The most common home equity rates are fixed rate loans. A person who purchases a home with a fixed rate mortgage has their interest rates locked in for the entire life of the loan. The interest rate on a fifteen-year fixed rate home equity loans is currently at 5.8%.
The difference between a fixed rate and variable-rate home equity interest rates is the flexibility of the loan. A fixed rate home equity interest loan rate is scheduled to remain at the rate of the mortgage for the entire duration of the loan. A variable-rate home equity interest loan rate is scheduled to change based on the credit score of the borrower. The variable rate home equity interest loans are more prone to speculative investments and fluctuation. Many people find these higher adjustable interest rates inconvenient.
Homebuyers who obtain fixed home equity loans with a low initial payment and low interest rates assume a loan amount of approximately twenty-five thousand dollars and a loan-to-value ratio of 80%. The assumption is that after a specific amount of time and no default payments the home equity would then increase to forty-five thousand dollars with a loan-to-value ratio of fifteen. As the years pass and payment schedule is established, the values of the loans change drastically. By the time the borrowers sell the home they have already achieved their initial investment of approximately twenty-five thousand dollars.
Adjustable-rate home equity loans are subject to changes in the credit score of the borrowers at any time throughout the term of the loan.

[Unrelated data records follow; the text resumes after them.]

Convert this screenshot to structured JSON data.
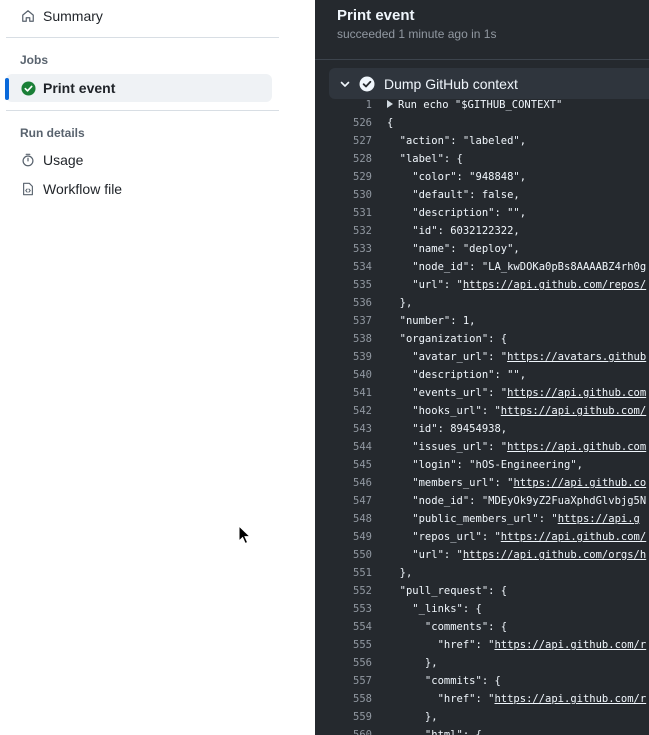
{
  "sidebar": {
    "summary_label": "Summary",
    "jobs_heading": "Jobs",
    "active_job_label": "Print event",
    "run_details_heading": "Run details",
    "usage_label": "Usage",
    "workflow_file_label": "Workflow file"
  },
  "log": {
    "job_title": "Print event",
    "job_status": "succeeded 1 minute ago in 1s",
    "step_name": "Dump GitHub context",
    "lines": [
      {
        "n": "1",
        "pre": "Run echo \"$GITHUB_CONTEXT\"",
        "link": "",
        "post": "",
        "run": true
      },
      {
        "n": "526",
        "pre": "{",
        "link": "",
        "post": ""
      },
      {
        "n": "527",
        "pre": "  \"action\": \"labeled\",",
        "link": "",
        "post": ""
      },
      {
        "n": "528",
        "pre": "  \"label\": {",
        "link": "",
        "post": ""
      },
      {
        "n": "529",
        "pre": "    \"color\": \"948848\",",
        "link": "",
        "post": ""
      },
      {
        "n": "530",
        "pre": "    \"default\": false,",
        "link": "",
        "post": ""
      },
      {
        "n": "531",
        "pre": "    \"description\": \"\",",
        "link": "",
        "post": ""
      },
      {
        "n": "532",
        "pre": "    \"id\": 6032122322,",
        "link": "",
        "post": ""
      },
      {
        "n": "533",
        "pre": "    \"name\": \"deploy\",",
        "link": "",
        "post": ""
      },
      {
        "n": "534",
        "pre": "    \"node_id\": \"LA_kwDOKa0pBs8AAAABZ4rh0g",
        "link": "",
        "post": ""
      },
      {
        "n": "535",
        "pre": "    \"url\": \"",
        "link": "https://api.github.com/repos/",
        "post": ""
      },
      {
        "n": "536",
        "pre": "  },",
        "link": "",
        "post": ""
      },
      {
        "n": "537",
        "pre": "  \"number\": 1,",
        "link": "",
        "post": ""
      },
      {
        "n": "538",
        "pre": "  \"organization\": {",
        "link": "",
        "post": ""
      },
      {
        "n": "539",
        "pre": "    \"avatar_url\": \"",
        "link": "https://avatars.github",
        "post": ""
      },
      {
        "n": "540",
        "pre": "    \"description\": \"\",",
        "link": "",
        "post": ""
      },
      {
        "n": "541",
        "pre": "    \"events_url\": \"",
        "link": "https://api.github.com",
        "post": ""
      },
      {
        "n": "542",
        "pre": "    \"hooks_url\": \"",
        "link": "https://api.github.com/",
        "post": ""
      },
      {
        "n": "543",
        "pre": "    \"id\": 89454938,",
        "link": "",
        "post": ""
      },
      {
        "n": "544",
        "pre": "    \"issues_url\": \"",
        "link": "https://api.github.com",
        "post": ""
      },
      {
        "n": "545",
        "pre": "    \"login\": \"hOS-Engineering\",",
        "link": "",
        "post": ""
      },
      {
        "n": "546",
        "pre": "    \"members_url\": \"",
        "link": "https://api.github.co",
        "post": ""
      },
      {
        "n": "547",
        "pre": "    \"node_id\": \"MDEyOk9yZ2FuaXphdGlvbjg5N",
        "link": "",
        "post": ""
      },
      {
        "n": "548",
        "pre": "    \"public_members_url\": \"",
        "link": "https://api.g",
        "post": ""
      },
      {
        "n": "549",
        "pre": "    \"repos_url\": \"",
        "link": "https://api.github.com/",
        "post": ""
      },
      {
        "n": "550",
        "pre": "    \"url\": \"",
        "link": "https://api.github.com/orgs/h",
        "post": ""
      },
      {
        "n": "551",
        "pre": "  },",
        "link": "",
        "post": ""
      },
      {
        "n": "552",
        "pre": "  \"pull_request\": {",
        "link": "",
        "post": ""
      },
      {
        "n": "553",
        "pre": "    \"_links\": {",
        "link": "",
        "post": ""
      },
      {
        "n": "554",
        "pre": "      \"comments\": {",
        "link": "",
        "post": ""
      },
      {
        "n": "555",
        "pre": "        \"href\": \"",
        "link": "https://api.github.com/r",
        "post": ""
      },
      {
        "n": "556",
        "pre": "      },",
        "link": "",
        "post": ""
      },
      {
        "n": "557",
        "pre": "      \"commits\": {",
        "link": "",
        "post": ""
      },
      {
        "n": "558",
        "pre": "        \"href\": \"",
        "link": "https://api.github.com/r",
        "post": ""
      },
      {
        "n": "559",
        "pre": "      },",
        "link": "",
        "post": ""
      },
      {
        "n": "560",
        "pre": "      \"html\": {",
        "link": "",
        "post": ""
      }
    ]
  },
  "colors": {
    "accent": "#0969da",
    "success": "#1a7f37",
    "log_bg": "#25292e"
  }
}
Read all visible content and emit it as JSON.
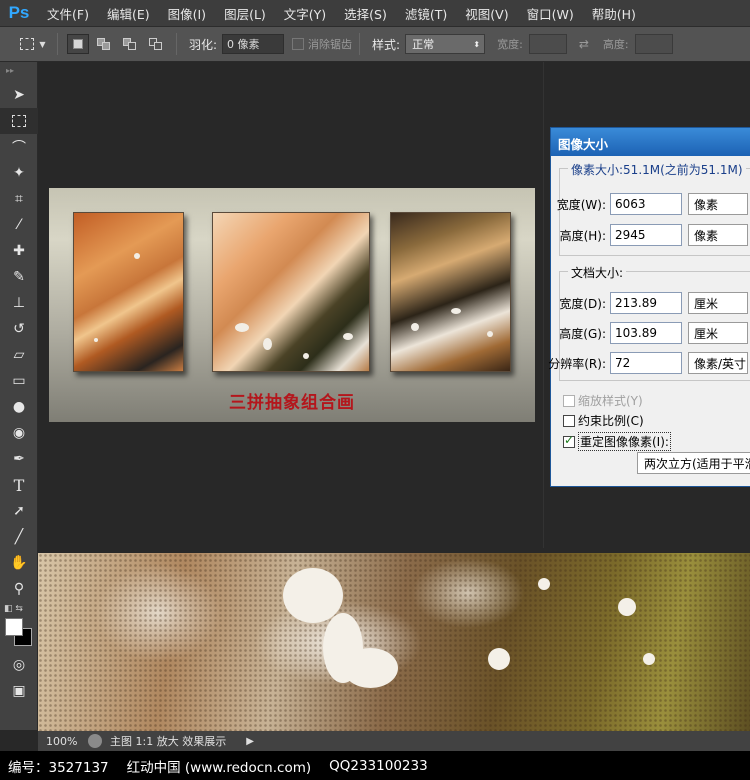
{
  "app": {
    "logo": "Ps"
  },
  "menu": [
    "文件(F)",
    "编辑(E)",
    "图像(I)",
    "图层(L)",
    "文字(Y)",
    "选择(S)",
    "滤镜(T)",
    "视图(V)",
    "窗口(W)",
    "帮助(H)"
  ],
  "options": {
    "feather_label": "羽化:",
    "feather_value": "0 像素",
    "antialias_label": "消除锯齿",
    "style_label": "样式:",
    "style_value": "正常",
    "width_label": "宽度:",
    "height_label": "高度:"
  },
  "preview": {
    "caption": "三拼抽象组合画"
  },
  "dialog": {
    "title": "图像大小",
    "pixel_group": "像素大小:51.1M(之前为51.1M)",
    "pixel_width_label": "宽度(W):",
    "pixel_width_value": "6063",
    "pixel_width_unit": "像素",
    "pixel_height_label": "高度(H):",
    "pixel_height_value": "2945",
    "pixel_height_unit": "像素",
    "doc_group": "文档大小:",
    "doc_width_label": "宽度(D):",
    "doc_width_value": "213.89",
    "doc_width_unit": "厘米",
    "doc_height_label": "高度(G):",
    "doc_height_value": "103.89",
    "doc_height_unit": "厘米",
    "resolution_label": "分辨率(R):",
    "resolution_value": "72",
    "resolution_unit": "像素/英寸",
    "scale_styles": "缩放样式(Y)",
    "constrain": "约束比例(C)",
    "resample": "重定图像像素(I):",
    "resample_method": "两次立方(适用于平滑渐变)"
  },
  "status": {
    "zoom": "100%",
    "text": "主图 1:1 放大     效果展示"
  },
  "footer": {
    "id": "编号：3527137",
    "site": "红动中国 (www.redocn.com)",
    "qq": "QQ233100233"
  }
}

For this reason, the borrowers must make adjustments to their monthly budget based on the anticipated change in interest rates. Some borrowers pay more than the minimum required payment each month in order to make up for the additional interest on the principal loan balance due. However, if the interest rate increases, so will the minimum required payment. The additional closing costs can easily surpass the savings made by adjusting the adjustable home equity rates.
Borrowers who pay off the loan early or roll the loan over will often receive a greater amount of cash upfront with lower home equity rates than borrowers who continue to make their monthly payments. In addition, early payoff offers the advantage of immediate tax deduction and interest rate reduction. These benefits depend on the borrower’s individual income, assets, debts, etc. If the additional funds are used solely for making the monthly payments, there are few benefits. The cash may be invested to earn a higher return, or the money may be used for other necessities.
A second type of loan, a fixed-rate loan, allows the borrower to borrow only what equity in the home is currently worth. Depending on the prevailing interest rate, the loan may provide either a fixed or an adjustable interest rate. This loan is good for people who anticipate an appreciation in the value of the home over time. The advantage is that the borrower has locked in the exact amount at which the loan was made and does not need to make adjustments based on current interest rates. If there is an increase in the loan amount, so must the borrower.
Fixed-rate equity loans typically come in two types: one-year and two-year loans. The first loan is set at the national average of interest rates for the period of time specified; the second loan is at the higher of the two national averages of interest rates at any time during the term. Interest rates are subject to change each year. Interest charged on both types of loans varies accordingly. For more information about fixed home equity rates, contact a reputable mortgage lender.